Common intermediate language representation in neural machine translation can be used to extend bilingual to multilingual systems by incremental training. In this paper, we propose a new architecture based on introducing an interlingual loss as an additional training objective. By adding and forcing this interlingual loss, we are able to train multiple encoders and decoders for each language, sharing a common intermediate representation. Translation results on the low-resourced tasks (Turkish-English and Kazakh-English tasks, from the popular Workshop on Machine Translation benchmark) show the following BLEU improvements up to 2.8. However, results on a larger dataset (Russian-English and Kazakh-English, from the same baselines) show BLEU loses if the same amount. While our system is only providing improvements for the low-resourced tasks in terms of translation quality, our system is capable of quickly deploying new language pairs without retraining the rest of the system, which may be a game-changer in some situations (i.e. in a disaster crisis where international help is required towards a small region or to develop some translation system for a client). Precisely, what is most relevant from our architecture is that it is capable of: (1) reducing the number of production systems, with respect to the number of languages, from quadratic to linear (2) incrementally adding a new language in the system without retraining languages previously there and (3) allowing for translations from the new language to all the others present in the system

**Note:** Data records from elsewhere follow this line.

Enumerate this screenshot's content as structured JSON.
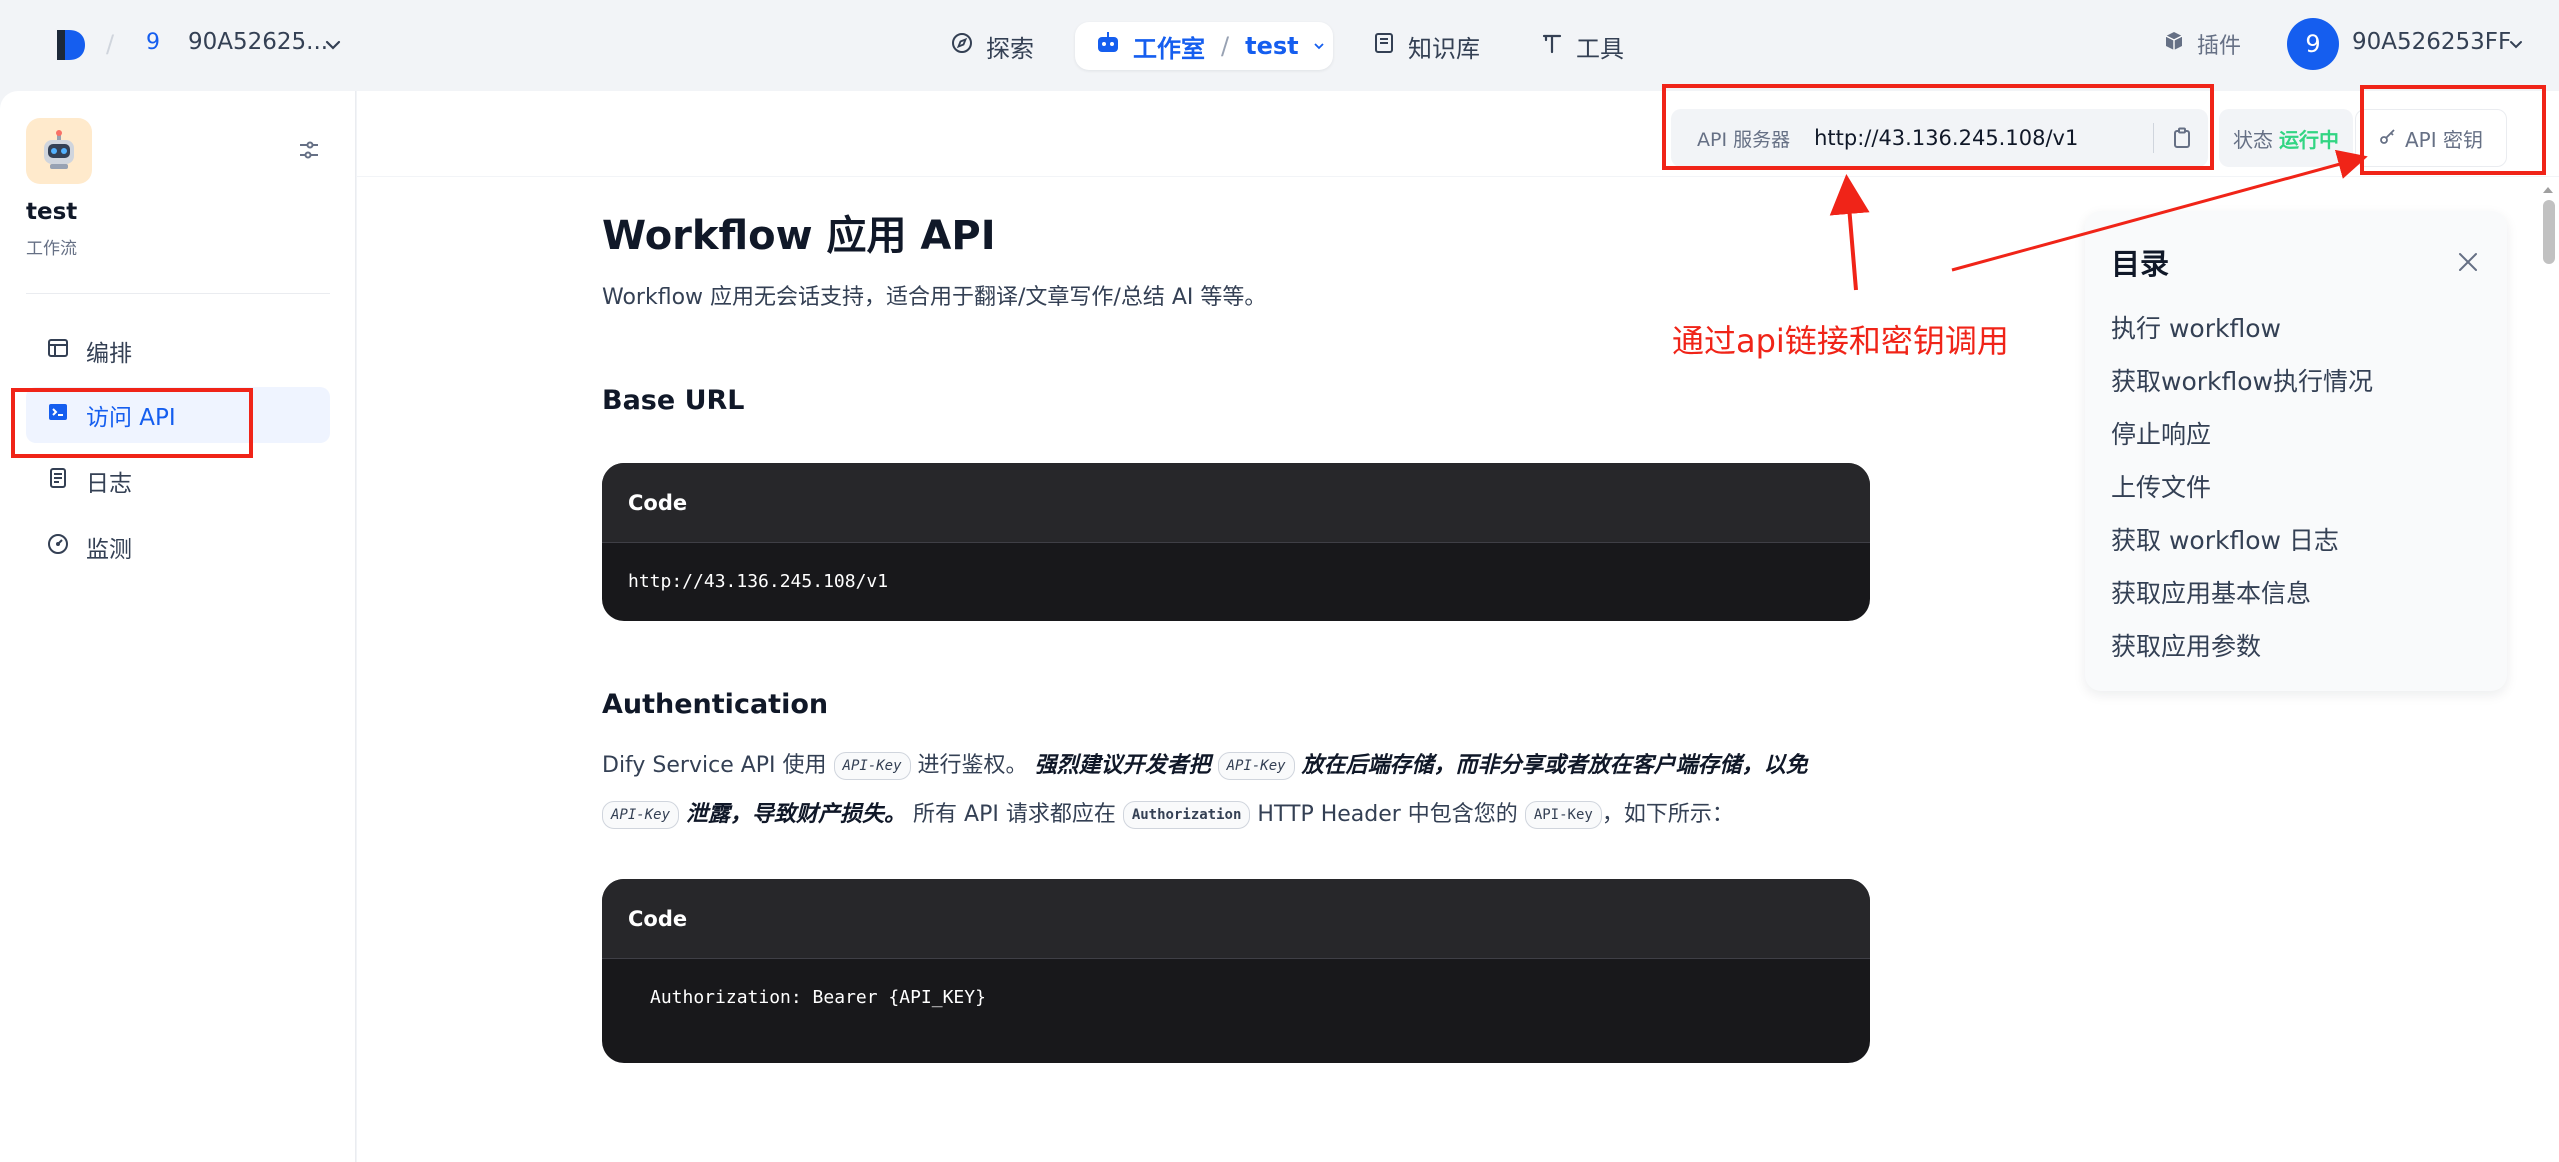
{
  "topnav": {
    "workspace_badge": "9",
    "workspace_name": "90A52625...",
    "explore_label": "探索",
    "studio_label": "工作室",
    "studio_app": "test",
    "knowledge_label": "知识库",
    "tools_label": "工具",
    "plugins_label": "插件",
    "avatar_initial": "9",
    "user_name": "90A526253FF"
  },
  "sidebar": {
    "app_name": "test",
    "app_type": "工作流",
    "items": [
      {
        "label": "编排",
        "icon": "layout-icon",
        "active": false
      },
      {
        "label": "访问 API",
        "icon": "terminal-icon",
        "active": true
      },
      {
        "label": "日志",
        "icon": "file-list-icon",
        "active": false
      },
      {
        "label": "监测",
        "icon": "dashboard-gauge-icon",
        "active": false
      }
    ]
  },
  "header": {
    "api_server_label": "API 服务器",
    "api_server_url": "http://43.136.245.108/v1",
    "status_label": "状态",
    "status_value": "运行中",
    "api_key_label": "API 密钥"
  },
  "doc": {
    "title": "Workflow 应用 API",
    "subtitle": "Workflow 应用无会话支持，适合用于翻译/文章写作/总结 AI 等等。",
    "base_url_heading": "Base URL",
    "code_label": "Code",
    "base_url_code": "http://43.136.245.108/v1",
    "auth_heading": "Authentication",
    "auth_para": {
      "t1": "Dify Service API 使用",
      "code1": "API-Key",
      "t2": "进行鉴权。",
      "strong1": "强烈建议开发者把",
      "code2": "API-Key",
      "strong2": "放在后端存储，而非分享或者放在客户端存储，以免",
      "code3": "API-Key",
      "strong3": "泄露，导致财产损失。",
      "t3": "所有 API 请求都应在",
      "code4": "Authorization",
      "t4": "HTTP Header 中包含您的",
      "code5": "API-Key",
      "t5": "，如下所示："
    },
    "auth_code": "Authorization: Bearer {API_KEY}"
  },
  "toc": {
    "title": "目录",
    "items": [
      "执行 workflow",
      "获取workflow执行情况",
      "停止响应",
      "上传文件",
      "获取 workflow 日志",
      "获取应用基本信息",
      "获取应用参数"
    ]
  },
  "annotation": {
    "text": "通过api链接和密钥调用",
    "color": "#f02418"
  },
  "colors": {
    "accent": "#155eef",
    "status_running": "#32d583",
    "code_bg": "#18181b"
  }
}
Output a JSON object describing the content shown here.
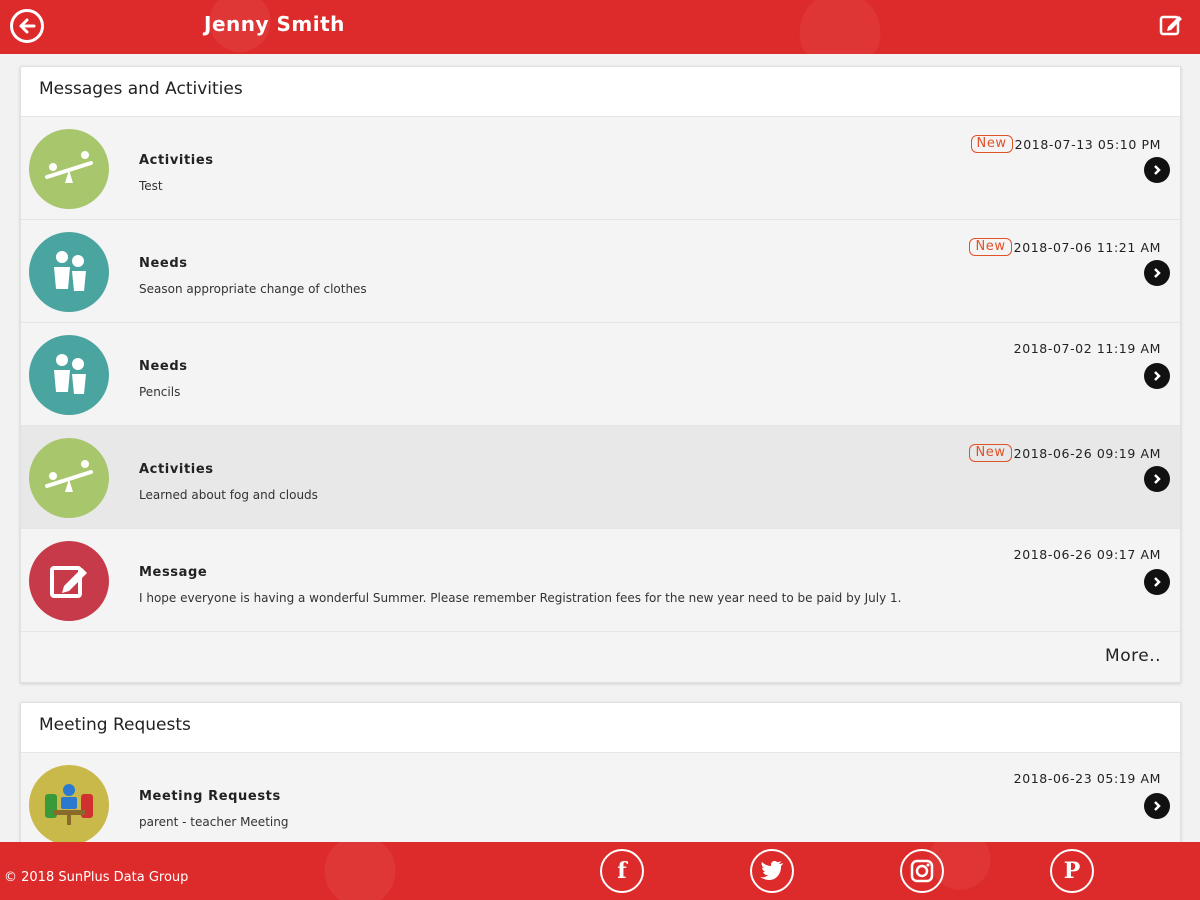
{
  "header": {
    "title": "Jenny Smith",
    "back_icon": "back-arrow-icon",
    "edit_icon": "edit-icon",
    "color": "#dd2a2a"
  },
  "messages": {
    "section_title": "Messages and Activities",
    "new_label": "New",
    "items": [
      {
        "type": "Activities",
        "text": "Test",
        "timestamp": "2018-07-13 05:10 PM",
        "is_new": true,
        "icon": "seesaw-icon",
        "icon_color": "#a8c66c"
      },
      {
        "type": "Needs",
        "text": "Season appropriate change of clothes",
        "timestamp": "2018-07-06 11:21 AM",
        "is_new": true,
        "icon": "kids-icon",
        "icon_color": "#4aa5a0"
      },
      {
        "type": "Needs",
        "text": "Pencils",
        "timestamp": "2018-07-02 11:19 AM",
        "is_new": false,
        "icon": "kids-icon",
        "icon_color": "#4aa5a0"
      },
      {
        "type": "Activities",
        "text": "Learned about fog and clouds",
        "timestamp": "2018-06-26 09:19 AM",
        "is_new": true,
        "icon": "seesaw-icon",
        "icon_color": "#a8c66c"
      },
      {
        "type": "Message",
        "text": "I hope everyone is having a wonderful Summer. Please remember Registration fees for the new year need to be paid by July 1.",
        "timestamp": "2018-06-26 09:17 AM",
        "is_new": false,
        "icon": "pencil-note-icon",
        "icon_color": "#c63a4a"
      }
    ],
    "more_label": "More.."
  },
  "meetings": {
    "section_title": "Meeting Requests",
    "items": [
      {
        "type": "Meeting Requests",
        "text": "parent - teacher Meeting",
        "timestamp": "2018-06-23 05:19 AM",
        "icon": "meeting-icon",
        "icon_color": "#c9b84a"
      }
    ]
  },
  "footer": {
    "copyright": "© 2018 SunPlus Data Group",
    "social": [
      {
        "name": "facebook-icon",
        "glyph": "f"
      },
      {
        "name": "twitter-icon",
        "glyph": "t"
      },
      {
        "name": "instagram-icon",
        "glyph": "◎"
      },
      {
        "name": "pinterest-icon",
        "glyph": "P"
      }
    ]
  }
}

We investigate the problem of simultaneous machine translation of long-form speech content. We target a continuous speech-to-text scenario, generating translated captions for a live audio feed, such as a lecture or play-by-play commentary. As this scenario allows for revisions to our incremental translations, we adopt a re-translation approach to simultaneous translation, where the source is repeatedly translated from scratch as it grows. This approach naturally exhibits very low latency and high final quality, but at the cost of incremental instability as the output is continuously refined. We experiment with a pipeline of industry-grade speech recognition and translation tools, augmented with simple inference heuristics to improve stability. We use TED Talks as a source of multilingual test data, developing our techniques on English-to-German spoken language translation. Our minimalist approach to simultaneous translation allows us to easily scale our final evaluation to six more target languages, dramatically improving incremental stability for all of them.